Do you have a love/hate relationship with Facebook?
This is Sandra Tsing Loh with the Loh Down on Science, saying:
Don't worry, social scientists do too! They really want to know whether the world's largest social network improves users' feelings of well-being. But while some studies say yes, others say no.
Weighing in on the "no" side is a new study by University of Michigan psychologists.
They polled eighty-two Ann Arbor facebook users five times a day for two weeks. At each random timepoint, users completed an online survey on their smartphones. How positive or negative were they feeling at that moment? Were they worried? Lonely? How much had they used Facebook, or interacted with others in-person, since the last timepoint?
What did all this hounding—I mean polling—reveal? That the more people used Facebook, the worse they later felt! It didn't matter how many Facebook friends they had. General depression and loneliness were also irrelevant, as was gender. By contrast, in-person interactions made people feel better over time.

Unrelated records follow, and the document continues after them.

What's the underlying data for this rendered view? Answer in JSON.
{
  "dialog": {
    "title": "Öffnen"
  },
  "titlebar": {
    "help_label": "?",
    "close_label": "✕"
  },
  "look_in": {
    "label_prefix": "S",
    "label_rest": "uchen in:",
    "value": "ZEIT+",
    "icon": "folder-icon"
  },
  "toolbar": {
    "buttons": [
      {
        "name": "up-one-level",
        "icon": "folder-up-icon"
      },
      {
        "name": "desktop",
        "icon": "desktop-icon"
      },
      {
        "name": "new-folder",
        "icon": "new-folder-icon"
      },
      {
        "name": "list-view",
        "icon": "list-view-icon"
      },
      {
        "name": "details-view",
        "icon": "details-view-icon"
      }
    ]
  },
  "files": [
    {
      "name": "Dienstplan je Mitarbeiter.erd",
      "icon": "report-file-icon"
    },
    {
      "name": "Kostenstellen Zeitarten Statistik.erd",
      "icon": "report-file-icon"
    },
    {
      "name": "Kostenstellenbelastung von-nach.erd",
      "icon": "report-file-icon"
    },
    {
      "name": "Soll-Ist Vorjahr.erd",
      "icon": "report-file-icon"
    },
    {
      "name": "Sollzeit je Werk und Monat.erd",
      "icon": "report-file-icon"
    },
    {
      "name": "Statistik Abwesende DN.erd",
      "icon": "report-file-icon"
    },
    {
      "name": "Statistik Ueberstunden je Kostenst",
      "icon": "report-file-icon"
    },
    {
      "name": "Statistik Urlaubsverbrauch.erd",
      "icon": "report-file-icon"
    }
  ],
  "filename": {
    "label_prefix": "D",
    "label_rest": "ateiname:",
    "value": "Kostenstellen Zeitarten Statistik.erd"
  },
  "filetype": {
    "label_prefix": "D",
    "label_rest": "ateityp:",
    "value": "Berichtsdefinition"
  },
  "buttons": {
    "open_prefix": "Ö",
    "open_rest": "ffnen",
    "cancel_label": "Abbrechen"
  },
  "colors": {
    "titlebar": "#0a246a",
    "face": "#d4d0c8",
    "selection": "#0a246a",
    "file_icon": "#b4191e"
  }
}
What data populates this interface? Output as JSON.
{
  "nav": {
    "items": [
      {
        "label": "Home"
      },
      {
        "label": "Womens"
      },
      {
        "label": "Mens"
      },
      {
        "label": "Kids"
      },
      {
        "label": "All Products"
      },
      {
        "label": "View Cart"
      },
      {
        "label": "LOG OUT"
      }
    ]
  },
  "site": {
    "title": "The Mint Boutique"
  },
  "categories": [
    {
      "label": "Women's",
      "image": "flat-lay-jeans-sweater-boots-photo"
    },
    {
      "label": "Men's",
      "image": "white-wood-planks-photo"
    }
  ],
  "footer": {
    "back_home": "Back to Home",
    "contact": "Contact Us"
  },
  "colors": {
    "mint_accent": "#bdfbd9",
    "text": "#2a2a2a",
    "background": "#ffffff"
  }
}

So get off the computer and go meet a pal! But first friend me and “like” my cat photo. Please.
***** For more 90-SECOND SCIENCE FACTS, click here.*****
The Loh Down on Science is produced by LDOS Media Lab, in partnership with the University of California, Irvine, and 89.3 KPCC. And made possible by the generous support of the Gordon and Betty Moore Foundation.